There’s a good Jonah Goldberg column today in the LA Times. He talks about the stupid war on Rush Limbaugh and, more generally, on conservative talk radio and its vast audience. Of course, the broad political strategy from the Democrats in this is to try and shame ordinary people away from listening to arguments other than their own and to conflate all conservatism with the most extreme of the shouters. And there is an element within conservatism that has it’s own reasons for wishing to help this along. Along with it is a host of predictable over-reactions to all of this from the vociferous defenders of talk radio and its audience. As I watch it, I can’t help but think everyone is losing his mind in trying to talk about it. It looks like a lot of nothing to me.
This is really nothing more than a continued re-hashing of an un-winnable debate within conservatism about tastes and inclinations that we saw emerge first with the nomination of Harriet Miers and then with the selection of Sarah Palin. Democrats tried this attack on Limbaugh without success in the 90s and the early 2000s--and now they’re back at it with the help of some of us. The both unfair and substantive point on one side is that there is a kind of low-brow brashness inherent in the format of talk-radio and TV. With a good number of notable exceptions, there is some merit to the point and there are, certainly, some outspoken jackasses in the format who are there for no other purpose but self-glorification (though, I think, not Rush). The both unfair and substantive point coming from the defenders of talk radio and a more populist conservatism generally is that their critics tend to come off as bi-coastal elitists, ivy-league snobs, and effete kowtowers. With a good number of notable (and not so notable) exceptions, there is also a fair amount of merit in this critique. And, as it goes, I think the merit in this critique ought to be taken more seriously than the merit in the other. For the perceived turning up of the nose is much more inexcusable. Why?
There is something unseemly (and amazingly stupid) in the attack coming from sophisticates and leveled at the so-called unsophisticated. Urbane sophisticates ought to be able to develop a more effective method of persuasion and, part of that development ought to include some contemplation of the possibility that there is something deeper and also good within those they wish to persuade and refine. Else, why bother? They ought to keep in mind Lincoln’s credo that one attracts more bees with honey than with bile. The problem between the two sides of conservatism stems from an inability or unwillingness on both sides to understand the other and, perhaps, from a bit of jealousy for the popularity of one or another personality. But those who cannot master this art of persuasion without giving offense perhaps do not deserve the attention they seek. And those who have reached their summit in the persuasive arts, should be left where they are unmolested. It makes no sense to tear down one side of the foundation in order to build up another.
There are and always have been/will be yahoos glomming on to the conservative movement both as would-be leaders and as mind-numbed followers--just as there are on the other side of the political spectrum.

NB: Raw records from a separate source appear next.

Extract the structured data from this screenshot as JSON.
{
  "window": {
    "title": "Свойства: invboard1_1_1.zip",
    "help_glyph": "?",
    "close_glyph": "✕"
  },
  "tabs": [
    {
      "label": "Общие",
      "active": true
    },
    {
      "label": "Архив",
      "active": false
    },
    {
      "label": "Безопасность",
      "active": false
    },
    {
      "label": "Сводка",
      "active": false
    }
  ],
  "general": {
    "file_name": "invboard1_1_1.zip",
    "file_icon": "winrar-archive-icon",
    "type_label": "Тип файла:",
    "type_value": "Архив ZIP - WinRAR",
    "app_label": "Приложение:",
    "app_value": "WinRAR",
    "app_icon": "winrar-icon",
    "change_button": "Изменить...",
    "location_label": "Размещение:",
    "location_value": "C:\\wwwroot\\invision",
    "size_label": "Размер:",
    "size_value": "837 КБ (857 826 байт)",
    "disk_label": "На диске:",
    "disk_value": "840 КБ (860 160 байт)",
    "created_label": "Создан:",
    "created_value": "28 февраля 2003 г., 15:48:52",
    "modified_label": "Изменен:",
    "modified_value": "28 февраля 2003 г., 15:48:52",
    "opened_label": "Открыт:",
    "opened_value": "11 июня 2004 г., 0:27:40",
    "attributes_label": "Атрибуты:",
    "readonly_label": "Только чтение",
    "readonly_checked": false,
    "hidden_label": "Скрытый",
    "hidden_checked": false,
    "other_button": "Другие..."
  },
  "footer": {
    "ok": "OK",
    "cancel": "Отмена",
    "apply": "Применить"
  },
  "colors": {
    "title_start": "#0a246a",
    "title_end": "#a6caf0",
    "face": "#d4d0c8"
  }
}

Unless their offenses are grievous, there is no cause for commentary about them. And there will always be a sometimes unfair debate about which side of the political spectrum attracts more nuts. The truth is that there’s probably a pretty fair distribution on both sides. It proves nothing so . . . so what?
I think that what I find most offensive about this whole debate is that it is an attempt to strong-arm the argument by attaching shame to it--Rahm Emmanuel and the Dems have one reason for it and certain elements within conservatism have another. Let people think for themselves and they may surprise you. Despite the disappointing outcome of the last election . . . Americans really are not stupid. We should all show a little respect for that; especially the winners.